Rest Days and Brick Walls

One of the first things that amateur cycle racers do when they start to get “serious” about competing is hire a coach. Often, new amateurs with full time jobs, families, and other obligations have more money than time to sort out their training plans, and limited time to train in the first place, so it makes complete sense to pay someone else to do it instead. They then feel a strict obligation to follow what that coach prescribes – after all, you’re paying him or her! For some this can lead to a tremendous boost in fitness and results, but for others it can turn into a mire of overtraining, missed opportunities, or never-ending plateaus and frustration. I call it “following your training plan into a brick wall”. But why does this happen, and how do we prevent it?

Generally speaking, that coach is only seeing a snapshot of your life – as is often the case unless you pay a lot of money to have a lot of contact with your coach – and the training plans provided generally assume a “perfect scenario”. This is where the athlete gets enough sleep, can juggle life’s demands around training easily (or vice versa), limits work and family stress, dodges illness, and stays motivated enough to complete the prescribed workouts. Athletes generally want to please their coaches and tell them what they want to hear! “I am getting enough sleep” “I am completing my workouts” etc. Their desire to do what their coach says means I also often hear people saying “this is my rest week” when others are out riding lots or bemoaning lovely weather outside when they are meant to be having a day off training.

In my 15+ years as a self-coached amateur racer, first in triathlon and then as a road cyclist, one of the most important lessons I’ve learned is not to schedule rest days. This seems counterintuitive to the idea of hiring a coach, but when I look back on my training blocks, I can see lots of times when I was forced to take a day off or a few days easy, just because life happened. Foul weather, sudden work or school stress, ill children, cancelled races, bike mechanicals, a few bad nights’ sleep, injuries, travel… the list of ways that life has conspired to keep me from training properly goes on and on. And there’s nothing worse than scheduling a rest day or having an easy week because your training plan calls for it, only to find other obligations or issues popping up suddenly to prevent you from training properly in the days that follow – so your scheduled day off the bike turns into two or three days off, or your easy week turns into ten days.

My solution? Be flexible. Temper your training to what your body is saying and ride accordingly. Be in tune with your life stresses and be honest about their effects on you. Invest a few minutes every morning by taking a resting HRV measure and then combine that with a basic log of sleep, diet, and general wellness notes. There are several apps out there that make it quite easy to do this – just add it to your morning routine and within a few weeks you will have some trends to mull over. Finally, talk to your coach when life is getting in the way, rearrange workouts if necessary, or put those hard intervals on hold when your legs and head just aren’t up for it that day.

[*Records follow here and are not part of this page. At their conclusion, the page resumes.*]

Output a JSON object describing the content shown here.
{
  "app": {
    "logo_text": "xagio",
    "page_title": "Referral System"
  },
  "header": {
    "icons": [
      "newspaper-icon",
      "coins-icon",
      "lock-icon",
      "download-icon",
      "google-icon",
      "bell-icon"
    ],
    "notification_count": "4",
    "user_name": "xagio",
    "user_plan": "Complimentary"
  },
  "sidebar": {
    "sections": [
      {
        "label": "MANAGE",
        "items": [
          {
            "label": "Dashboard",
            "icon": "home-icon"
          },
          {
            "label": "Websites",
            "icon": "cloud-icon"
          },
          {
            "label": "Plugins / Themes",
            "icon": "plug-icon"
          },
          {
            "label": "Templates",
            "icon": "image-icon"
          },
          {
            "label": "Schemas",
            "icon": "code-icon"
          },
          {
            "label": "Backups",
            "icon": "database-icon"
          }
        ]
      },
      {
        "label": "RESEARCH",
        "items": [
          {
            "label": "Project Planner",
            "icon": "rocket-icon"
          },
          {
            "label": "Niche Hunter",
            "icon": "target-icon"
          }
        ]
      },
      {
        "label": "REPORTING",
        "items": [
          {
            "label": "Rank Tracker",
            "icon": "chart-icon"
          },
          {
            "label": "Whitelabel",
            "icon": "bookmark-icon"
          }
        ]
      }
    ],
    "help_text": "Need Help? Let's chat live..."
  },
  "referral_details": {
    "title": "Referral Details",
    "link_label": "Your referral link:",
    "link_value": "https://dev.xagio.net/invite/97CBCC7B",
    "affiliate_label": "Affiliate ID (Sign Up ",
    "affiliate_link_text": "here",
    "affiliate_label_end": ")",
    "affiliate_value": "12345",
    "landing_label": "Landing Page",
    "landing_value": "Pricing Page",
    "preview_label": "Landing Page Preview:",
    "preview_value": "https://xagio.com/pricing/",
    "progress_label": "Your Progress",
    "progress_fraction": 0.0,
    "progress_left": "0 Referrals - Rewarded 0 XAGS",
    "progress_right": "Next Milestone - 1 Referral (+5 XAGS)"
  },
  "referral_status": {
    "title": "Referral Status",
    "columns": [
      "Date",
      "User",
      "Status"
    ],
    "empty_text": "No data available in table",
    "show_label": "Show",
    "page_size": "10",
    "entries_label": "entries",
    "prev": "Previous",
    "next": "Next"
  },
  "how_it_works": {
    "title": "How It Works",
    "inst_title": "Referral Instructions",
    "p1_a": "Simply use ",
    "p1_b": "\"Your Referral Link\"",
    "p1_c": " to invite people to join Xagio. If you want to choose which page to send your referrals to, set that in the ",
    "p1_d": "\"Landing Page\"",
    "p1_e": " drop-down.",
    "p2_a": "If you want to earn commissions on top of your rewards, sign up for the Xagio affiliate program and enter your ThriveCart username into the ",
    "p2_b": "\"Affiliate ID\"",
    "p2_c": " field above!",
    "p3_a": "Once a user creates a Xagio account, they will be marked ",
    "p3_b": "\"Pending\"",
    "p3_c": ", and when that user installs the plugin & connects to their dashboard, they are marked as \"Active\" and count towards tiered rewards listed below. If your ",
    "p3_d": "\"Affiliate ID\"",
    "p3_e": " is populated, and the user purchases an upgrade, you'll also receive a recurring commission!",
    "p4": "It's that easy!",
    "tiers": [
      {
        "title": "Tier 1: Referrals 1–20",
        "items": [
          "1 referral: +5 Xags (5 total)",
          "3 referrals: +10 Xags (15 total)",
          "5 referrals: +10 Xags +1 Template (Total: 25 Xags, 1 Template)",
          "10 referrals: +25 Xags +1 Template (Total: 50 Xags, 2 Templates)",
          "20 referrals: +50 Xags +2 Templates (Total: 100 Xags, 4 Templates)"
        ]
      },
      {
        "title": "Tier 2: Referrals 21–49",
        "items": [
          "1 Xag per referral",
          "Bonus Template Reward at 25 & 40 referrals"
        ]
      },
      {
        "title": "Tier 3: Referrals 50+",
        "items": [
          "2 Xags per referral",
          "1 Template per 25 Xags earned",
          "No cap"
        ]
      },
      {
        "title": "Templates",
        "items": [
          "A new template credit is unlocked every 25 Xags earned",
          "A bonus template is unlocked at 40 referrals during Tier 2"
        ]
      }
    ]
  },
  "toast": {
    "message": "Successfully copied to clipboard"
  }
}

But at the same time, ride your bike every chance you get, especially on a sunny day. It doesn’t have to be hard, or with a goal in mind. Sometimes a short and easy social spin on a sunny day (AKA active recovery) is exactly what you need. The mental side is as important as the physical, both the stress and the recovery aspects. Hit your workouts hard when life allows, back off when feeling the stress, and the rest days and easy weeks will take care of themselves.

Written by Maryka Sennema - Head of Exercise Science

Maryka is an exercise physiologist as well as a national cycling champion. Find out more about Maryka and the rest of the team here.

Kieran Blay